━━━ Data for this task ━━━

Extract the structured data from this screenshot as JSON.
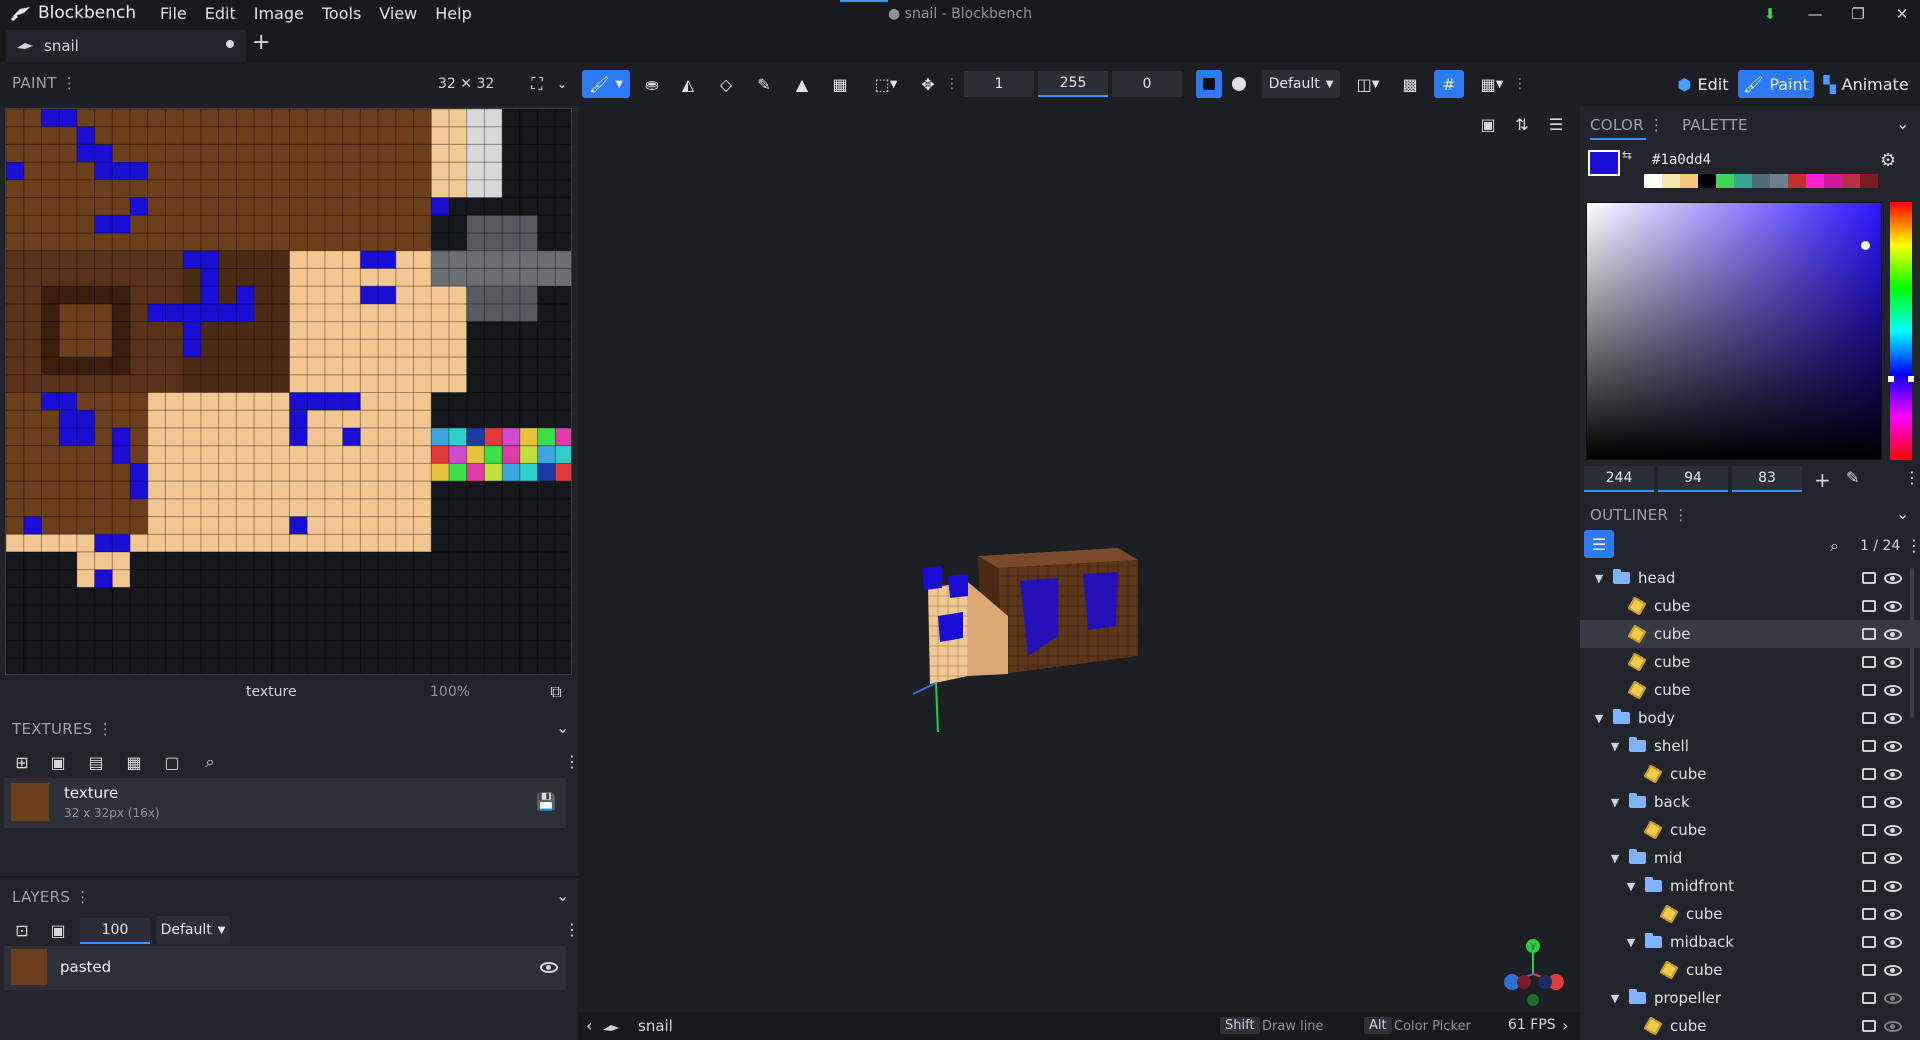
{
  "app": {
    "name": "Blockbench",
    "window_title": "● snail - Blockbench"
  },
  "menu": [
    "File",
    "Edit",
    "Image",
    "Tools",
    "View",
    "Help"
  ],
  "tabs": [
    {
      "label": "snail"
    }
  ],
  "toolbar": {
    "size_field": "1",
    "opacity_field": "255",
    "softness_field": "0",
    "blend_mode": "Default",
    "modes": {
      "edit": "Edit",
      "paint": "Paint",
      "animate": "Animate"
    }
  },
  "paint_panel": {
    "title": "PAINT",
    "resolution": "32 ✕ 32",
    "texture_name": "texture",
    "zoom": "100%"
  },
  "textures_panel": {
    "title": "TEXTURES",
    "items": [
      {
        "name": "texture",
        "meta": "32 x 32px (16x)"
      }
    ]
  },
  "layers_panel": {
    "title": "LAYERS",
    "opacity": "100",
    "blend_mode": "Default",
    "items": [
      {
        "name": "pasted"
      }
    ]
  },
  "color_panel": {
    "title": "COLOR",
    "palette_tab": "PALETTE",
    "hex": "#1a0dd4",
    "primary_color": "#1a0dd4",
    "h": "244",
    "s": "94",
    "v": "83",
    "palette": [
      "#ffffff",
      "#f5e6b0",
      "#f2c77a",
      "#000000",
      "#42d45c",
      "#3aa596",
      "#506a7a",
      "#6e7f8c",
      "#c23030",
      "#ff1fd2",
      "#d01a9a",
      "#b83046",
      "#7a1c1c"
    ]
  },
  "outliner": {
    "title": "OUTLINER",
    "count": "1 / 24",
    "rows": [
      {
        "label": "head",
        "type": "group",
        "depth": 0
      },
      {
        "label": "cube",
        "type": "cube",
        "depth": 1
      },
      {
        "label": "cube",
        "type": "cube",
        "depth": 1,
        "selected": true
      },
      {
        "label": "cube",
        "type": "cube",
        "depth": 1
      },
      {
        "label": "cube",
        "type": "cube",
        "depth": 1
      },
      {
        "label": "body",
        "type": "group",
        "depth": 0
      },
      {
        "label": "shell",
        "type": "group",
        "depth": 1
      },
      {
        "label": "cube",
        "type": "cube",
        "depth": 2
      },
      {
        "label": "back",
        "type": "group",
        "depth": 1
      },
      {
        "label": "cube",
        "type": "cube",
        "depth": 2
      },
      {
        "label": "mid",
        "type": "group",
        "depth": 1
      },
      {
        "label": "midfront",
        "type": "group",
        "depth": 2
      },
      {
        "label": "cube",
        "type": "cube",
        "depth": 3
      },
      {
        "label": "midback",
        "type": "group",
        "depth": 2
      },
      {
        "label": "cube",
        "type": "cube",
        "depth": 3
      },
      {
        "label": "propeller",
        "type": "group",
        "depth": 1,
        "hidden": true
      },
      {
        "label": "cube",
        "type": "cube",
        "depth": 2,
        "hidden": true
      }
    ]
  },
  "status_bar": {
    "model_name": "snail",
    "hint1_key": "Shift",
    "hint1_text": "Draw line",
    "hint2_key": "Alt",
    "hint2_text": "Color Picker",
    "fps": "61 FPS"
  }
}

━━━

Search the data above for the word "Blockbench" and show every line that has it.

    "name": "Blockbench",
    "window_title": "● snail - Blockbench"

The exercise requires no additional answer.